The airline tickets were purchased and the team was preparing for the trip. Most of us had to get Hepatitis A shots, as well as our medications for typhoid. A tetanus booster was also needed. Most of the team members also had to get their passports. To make a good impression, I ordered all the members a jumpsuit and had them embroidered. I also had everyone four T-shirts screened, and got shirts from Rescue Jack, Sterling Rope, and Paramedics for Children. I also got hats from Sterling Rope and Rescue Jack for us to wear. The plan was to wear different shirts each day so we stayed looking professional and as a team. The jumpsuits were our meet and greet attire. Everything was now falling into place as we continued to try and bring in donations for the trip. Each team member had to cover the cost of their airfare, shots and passports. We did get donations from Four Oaks Bank, KS Bank, Jones Insurance, and Dail Properties. But this was only a small amount to what it was going to cost. Hopefully next year we will do better with the donations. 
 
The truck was on its way and we were now ready to make the trip. It was only a week before we were scheduled to fly out when I got an e-mail from Rodger and Silva. Silva was our liaison from Guatemala. They informed me that the truck had transmission problems and was stranded in Mexico. This now became a problem, not knowing if the truck would make it to Guatemala by the time we arrived. We were asked if the truck didn’t make it, could we change our flights. However, this was not going to be an option, so plan B was to have a pickup truck go to Mexico and get the equipment off the truck and take it back to Guatemala. Luckily, they got the truck repaired and it was now on its way. We arrived at Raleigh Durham Airport at 6:15am on Sunday, August the 1st, ready for our 7:30am flight to Atlanta, then on to Guatemala. 
 
Next issue I will talk about our flight over, reception and our training plans and execution. We are already scheduled to return in July 2010 to continue with the training we started and take them up to another level. We are also going to train a group of “Bomberos” or firefighters, as well as try and get them some equipment donated. We can use any of the following equipment for our return trip; hydraulic tools, PowerHawk tool, air lift bags, hand tools, SCBA’s, turnout gear, boots, and helmets. We can use another used rescue truck as well. This rescue truck is the only one of its kind in the entire country, so any used rescue and fire equipment is a treasure to them. If you know or can donate any equipment, e-mail me at [email protected] or call me at 919-291-6201. Until next time, train hard and stay safe.
 
David Pease, Chief
The Reds Team   

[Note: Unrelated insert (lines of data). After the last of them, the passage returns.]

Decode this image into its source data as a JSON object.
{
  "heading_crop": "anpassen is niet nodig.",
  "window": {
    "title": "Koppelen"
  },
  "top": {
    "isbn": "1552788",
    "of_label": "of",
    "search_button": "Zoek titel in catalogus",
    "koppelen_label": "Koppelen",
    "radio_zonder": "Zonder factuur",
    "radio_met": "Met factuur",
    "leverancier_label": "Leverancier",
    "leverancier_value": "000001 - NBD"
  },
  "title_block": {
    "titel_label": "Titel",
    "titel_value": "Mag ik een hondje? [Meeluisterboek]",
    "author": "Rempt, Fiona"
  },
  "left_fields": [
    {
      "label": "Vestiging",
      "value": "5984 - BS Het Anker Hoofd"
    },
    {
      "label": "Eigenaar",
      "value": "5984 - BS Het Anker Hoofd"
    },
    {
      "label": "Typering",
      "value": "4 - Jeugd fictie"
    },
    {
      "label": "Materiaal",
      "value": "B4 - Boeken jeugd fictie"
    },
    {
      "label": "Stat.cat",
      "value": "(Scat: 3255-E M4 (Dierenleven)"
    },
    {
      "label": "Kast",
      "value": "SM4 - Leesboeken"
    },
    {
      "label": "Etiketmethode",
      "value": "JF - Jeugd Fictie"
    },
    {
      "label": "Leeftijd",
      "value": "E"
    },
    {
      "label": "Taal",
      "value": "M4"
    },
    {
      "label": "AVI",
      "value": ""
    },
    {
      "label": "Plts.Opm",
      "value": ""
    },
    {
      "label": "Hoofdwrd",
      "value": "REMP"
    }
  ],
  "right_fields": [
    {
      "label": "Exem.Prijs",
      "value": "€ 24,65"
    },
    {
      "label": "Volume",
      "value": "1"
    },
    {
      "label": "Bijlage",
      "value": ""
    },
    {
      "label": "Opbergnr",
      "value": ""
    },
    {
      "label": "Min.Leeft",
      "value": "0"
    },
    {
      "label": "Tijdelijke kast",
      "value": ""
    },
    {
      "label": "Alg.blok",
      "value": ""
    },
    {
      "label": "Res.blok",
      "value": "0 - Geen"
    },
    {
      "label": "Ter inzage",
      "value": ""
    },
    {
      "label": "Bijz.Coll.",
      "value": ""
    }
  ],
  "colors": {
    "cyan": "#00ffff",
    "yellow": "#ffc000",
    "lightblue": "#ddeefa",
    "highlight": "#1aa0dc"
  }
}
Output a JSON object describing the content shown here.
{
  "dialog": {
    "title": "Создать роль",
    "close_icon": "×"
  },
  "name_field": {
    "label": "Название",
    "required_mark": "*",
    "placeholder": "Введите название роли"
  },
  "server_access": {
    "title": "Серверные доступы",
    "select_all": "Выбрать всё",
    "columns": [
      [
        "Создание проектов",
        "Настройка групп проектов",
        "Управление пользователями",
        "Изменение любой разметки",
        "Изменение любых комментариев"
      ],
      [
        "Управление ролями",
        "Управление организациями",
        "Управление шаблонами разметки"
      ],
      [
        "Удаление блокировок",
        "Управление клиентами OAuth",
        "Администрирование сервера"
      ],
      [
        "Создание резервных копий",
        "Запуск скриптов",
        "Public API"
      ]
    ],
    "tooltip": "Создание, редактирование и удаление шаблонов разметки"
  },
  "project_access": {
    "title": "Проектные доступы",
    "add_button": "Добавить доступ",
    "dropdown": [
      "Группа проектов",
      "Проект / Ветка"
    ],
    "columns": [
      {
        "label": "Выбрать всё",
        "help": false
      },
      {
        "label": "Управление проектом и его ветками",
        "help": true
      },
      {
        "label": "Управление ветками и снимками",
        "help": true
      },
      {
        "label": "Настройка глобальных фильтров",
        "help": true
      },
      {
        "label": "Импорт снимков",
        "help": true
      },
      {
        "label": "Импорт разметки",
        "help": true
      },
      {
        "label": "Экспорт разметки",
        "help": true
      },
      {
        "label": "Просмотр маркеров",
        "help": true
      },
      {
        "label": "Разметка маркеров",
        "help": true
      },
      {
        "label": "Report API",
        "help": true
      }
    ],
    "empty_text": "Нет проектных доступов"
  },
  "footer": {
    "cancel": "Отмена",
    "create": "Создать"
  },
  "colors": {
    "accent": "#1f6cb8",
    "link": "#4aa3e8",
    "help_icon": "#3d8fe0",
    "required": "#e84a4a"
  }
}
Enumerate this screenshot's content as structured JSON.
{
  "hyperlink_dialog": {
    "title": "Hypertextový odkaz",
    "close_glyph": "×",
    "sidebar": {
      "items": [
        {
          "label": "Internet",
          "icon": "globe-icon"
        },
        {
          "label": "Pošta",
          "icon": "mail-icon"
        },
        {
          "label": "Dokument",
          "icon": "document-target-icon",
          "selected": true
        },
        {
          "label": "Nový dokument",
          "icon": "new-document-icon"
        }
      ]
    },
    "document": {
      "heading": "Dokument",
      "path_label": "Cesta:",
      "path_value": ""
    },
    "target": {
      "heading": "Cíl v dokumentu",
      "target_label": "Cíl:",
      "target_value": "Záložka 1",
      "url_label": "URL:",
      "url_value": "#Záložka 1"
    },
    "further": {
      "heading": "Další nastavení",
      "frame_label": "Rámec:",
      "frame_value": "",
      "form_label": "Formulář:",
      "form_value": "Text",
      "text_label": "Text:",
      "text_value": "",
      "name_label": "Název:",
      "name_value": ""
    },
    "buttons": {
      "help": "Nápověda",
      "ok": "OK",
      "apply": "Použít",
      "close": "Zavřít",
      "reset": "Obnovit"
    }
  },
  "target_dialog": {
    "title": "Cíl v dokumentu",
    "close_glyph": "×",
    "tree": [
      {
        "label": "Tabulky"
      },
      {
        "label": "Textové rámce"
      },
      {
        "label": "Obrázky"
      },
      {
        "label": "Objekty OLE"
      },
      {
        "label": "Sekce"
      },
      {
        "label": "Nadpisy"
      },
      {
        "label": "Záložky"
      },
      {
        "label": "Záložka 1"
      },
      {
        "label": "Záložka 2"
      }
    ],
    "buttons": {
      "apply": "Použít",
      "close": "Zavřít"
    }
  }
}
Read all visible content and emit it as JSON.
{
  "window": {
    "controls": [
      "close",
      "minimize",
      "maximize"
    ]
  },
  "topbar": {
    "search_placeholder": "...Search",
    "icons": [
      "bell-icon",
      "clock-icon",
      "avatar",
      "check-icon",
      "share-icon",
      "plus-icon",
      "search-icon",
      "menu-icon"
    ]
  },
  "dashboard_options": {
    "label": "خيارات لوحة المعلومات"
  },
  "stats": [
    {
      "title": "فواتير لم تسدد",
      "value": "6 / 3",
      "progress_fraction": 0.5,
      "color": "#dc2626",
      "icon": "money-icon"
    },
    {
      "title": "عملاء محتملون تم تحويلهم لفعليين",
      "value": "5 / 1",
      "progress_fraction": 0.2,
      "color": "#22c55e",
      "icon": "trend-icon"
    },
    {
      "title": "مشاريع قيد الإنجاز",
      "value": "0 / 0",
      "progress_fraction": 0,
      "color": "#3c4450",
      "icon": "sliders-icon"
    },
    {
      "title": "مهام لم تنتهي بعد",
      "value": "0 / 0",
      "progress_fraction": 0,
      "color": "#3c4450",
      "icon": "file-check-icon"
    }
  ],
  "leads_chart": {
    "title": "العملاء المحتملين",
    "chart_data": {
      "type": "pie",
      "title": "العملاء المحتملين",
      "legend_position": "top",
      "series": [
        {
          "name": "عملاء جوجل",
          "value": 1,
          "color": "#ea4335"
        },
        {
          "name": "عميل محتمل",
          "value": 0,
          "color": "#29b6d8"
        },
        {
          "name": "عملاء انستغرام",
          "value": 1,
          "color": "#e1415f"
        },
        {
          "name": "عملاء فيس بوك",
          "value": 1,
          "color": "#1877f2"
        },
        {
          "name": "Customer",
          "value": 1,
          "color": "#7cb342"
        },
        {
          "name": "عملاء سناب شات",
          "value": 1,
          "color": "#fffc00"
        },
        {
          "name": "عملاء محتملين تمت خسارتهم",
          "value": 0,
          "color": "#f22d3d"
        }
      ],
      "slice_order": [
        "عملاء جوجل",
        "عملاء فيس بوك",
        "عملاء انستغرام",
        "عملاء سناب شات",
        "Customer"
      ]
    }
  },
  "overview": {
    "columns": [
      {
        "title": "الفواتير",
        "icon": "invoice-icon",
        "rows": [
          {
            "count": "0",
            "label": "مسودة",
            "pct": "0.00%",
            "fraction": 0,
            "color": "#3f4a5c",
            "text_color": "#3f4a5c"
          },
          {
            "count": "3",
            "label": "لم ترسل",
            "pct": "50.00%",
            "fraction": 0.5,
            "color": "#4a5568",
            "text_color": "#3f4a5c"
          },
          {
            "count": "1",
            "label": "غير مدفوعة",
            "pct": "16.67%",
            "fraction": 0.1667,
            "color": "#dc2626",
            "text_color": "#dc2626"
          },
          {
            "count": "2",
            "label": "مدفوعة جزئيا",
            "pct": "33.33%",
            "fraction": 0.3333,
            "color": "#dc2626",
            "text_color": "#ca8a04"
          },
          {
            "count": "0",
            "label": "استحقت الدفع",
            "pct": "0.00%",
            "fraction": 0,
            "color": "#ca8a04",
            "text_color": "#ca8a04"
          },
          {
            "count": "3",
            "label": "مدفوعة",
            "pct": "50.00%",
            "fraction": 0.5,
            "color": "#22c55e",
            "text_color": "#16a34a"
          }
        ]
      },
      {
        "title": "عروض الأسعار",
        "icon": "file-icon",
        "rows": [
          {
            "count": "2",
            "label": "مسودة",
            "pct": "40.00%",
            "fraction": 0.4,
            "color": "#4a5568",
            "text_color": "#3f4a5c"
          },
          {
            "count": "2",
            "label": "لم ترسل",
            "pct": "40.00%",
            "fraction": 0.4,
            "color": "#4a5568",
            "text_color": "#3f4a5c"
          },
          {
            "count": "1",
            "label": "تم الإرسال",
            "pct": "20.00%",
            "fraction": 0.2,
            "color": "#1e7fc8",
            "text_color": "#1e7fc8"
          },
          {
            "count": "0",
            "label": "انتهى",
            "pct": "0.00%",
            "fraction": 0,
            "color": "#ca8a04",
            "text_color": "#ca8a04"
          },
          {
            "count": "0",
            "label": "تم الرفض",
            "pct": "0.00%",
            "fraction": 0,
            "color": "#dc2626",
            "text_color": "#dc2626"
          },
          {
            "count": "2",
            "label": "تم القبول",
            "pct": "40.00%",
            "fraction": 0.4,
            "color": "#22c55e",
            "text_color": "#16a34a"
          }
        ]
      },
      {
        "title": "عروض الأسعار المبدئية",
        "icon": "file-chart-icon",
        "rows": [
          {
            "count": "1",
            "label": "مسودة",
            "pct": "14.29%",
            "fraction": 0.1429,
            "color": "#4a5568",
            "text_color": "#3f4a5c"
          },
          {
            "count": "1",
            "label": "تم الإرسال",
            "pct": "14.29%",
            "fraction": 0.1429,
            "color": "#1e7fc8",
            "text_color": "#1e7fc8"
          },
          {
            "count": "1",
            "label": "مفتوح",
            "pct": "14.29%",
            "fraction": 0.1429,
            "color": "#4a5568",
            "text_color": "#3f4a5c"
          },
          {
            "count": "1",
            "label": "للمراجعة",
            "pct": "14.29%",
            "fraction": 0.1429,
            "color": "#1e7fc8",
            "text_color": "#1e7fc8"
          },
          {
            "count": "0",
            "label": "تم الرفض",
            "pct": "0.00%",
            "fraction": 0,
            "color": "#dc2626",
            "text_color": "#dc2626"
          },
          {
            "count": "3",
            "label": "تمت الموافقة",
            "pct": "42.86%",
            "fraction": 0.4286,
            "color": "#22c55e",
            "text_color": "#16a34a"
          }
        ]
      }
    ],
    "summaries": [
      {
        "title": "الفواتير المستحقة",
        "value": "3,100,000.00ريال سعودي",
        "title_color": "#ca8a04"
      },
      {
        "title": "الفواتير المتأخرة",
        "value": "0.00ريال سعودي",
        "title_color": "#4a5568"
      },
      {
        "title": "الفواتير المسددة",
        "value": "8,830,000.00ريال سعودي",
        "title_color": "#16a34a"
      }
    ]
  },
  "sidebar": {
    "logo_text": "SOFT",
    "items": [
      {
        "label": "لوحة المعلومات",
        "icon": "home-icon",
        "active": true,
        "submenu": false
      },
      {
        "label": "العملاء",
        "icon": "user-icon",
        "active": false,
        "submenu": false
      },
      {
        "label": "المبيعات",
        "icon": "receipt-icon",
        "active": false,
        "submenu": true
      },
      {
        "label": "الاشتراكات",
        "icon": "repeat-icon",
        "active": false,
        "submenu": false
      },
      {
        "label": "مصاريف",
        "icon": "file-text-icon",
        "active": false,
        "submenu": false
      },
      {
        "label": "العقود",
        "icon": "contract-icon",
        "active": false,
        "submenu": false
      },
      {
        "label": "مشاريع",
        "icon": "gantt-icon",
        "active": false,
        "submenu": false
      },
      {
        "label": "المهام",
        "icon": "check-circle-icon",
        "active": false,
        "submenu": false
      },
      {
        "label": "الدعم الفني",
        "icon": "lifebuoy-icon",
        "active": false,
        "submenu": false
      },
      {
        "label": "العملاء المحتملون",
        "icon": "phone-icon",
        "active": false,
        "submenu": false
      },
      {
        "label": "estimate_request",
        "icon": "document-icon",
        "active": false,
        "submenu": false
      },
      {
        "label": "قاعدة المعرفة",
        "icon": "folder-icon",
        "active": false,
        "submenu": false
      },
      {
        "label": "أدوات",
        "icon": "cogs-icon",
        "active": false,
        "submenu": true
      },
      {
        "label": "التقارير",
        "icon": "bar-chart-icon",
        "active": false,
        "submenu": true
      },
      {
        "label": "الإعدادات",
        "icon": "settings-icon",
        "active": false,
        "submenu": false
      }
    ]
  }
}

Comments & Ratings
rating
  Comments

  10/23/2009 7:40:23 PM
MrFahrenheit 


Great Article, Great Trip! 
We hear about medical mission trips often enough, but rarely seem to hear about other types of service groups going out to help teach, train, support and help others. I love seeing what you've done and look forward to the rest of the story. OH, and let's see a photo of those sharp jumpsuits!

Issue 34.1 | Summer 2019

Past Issue Archives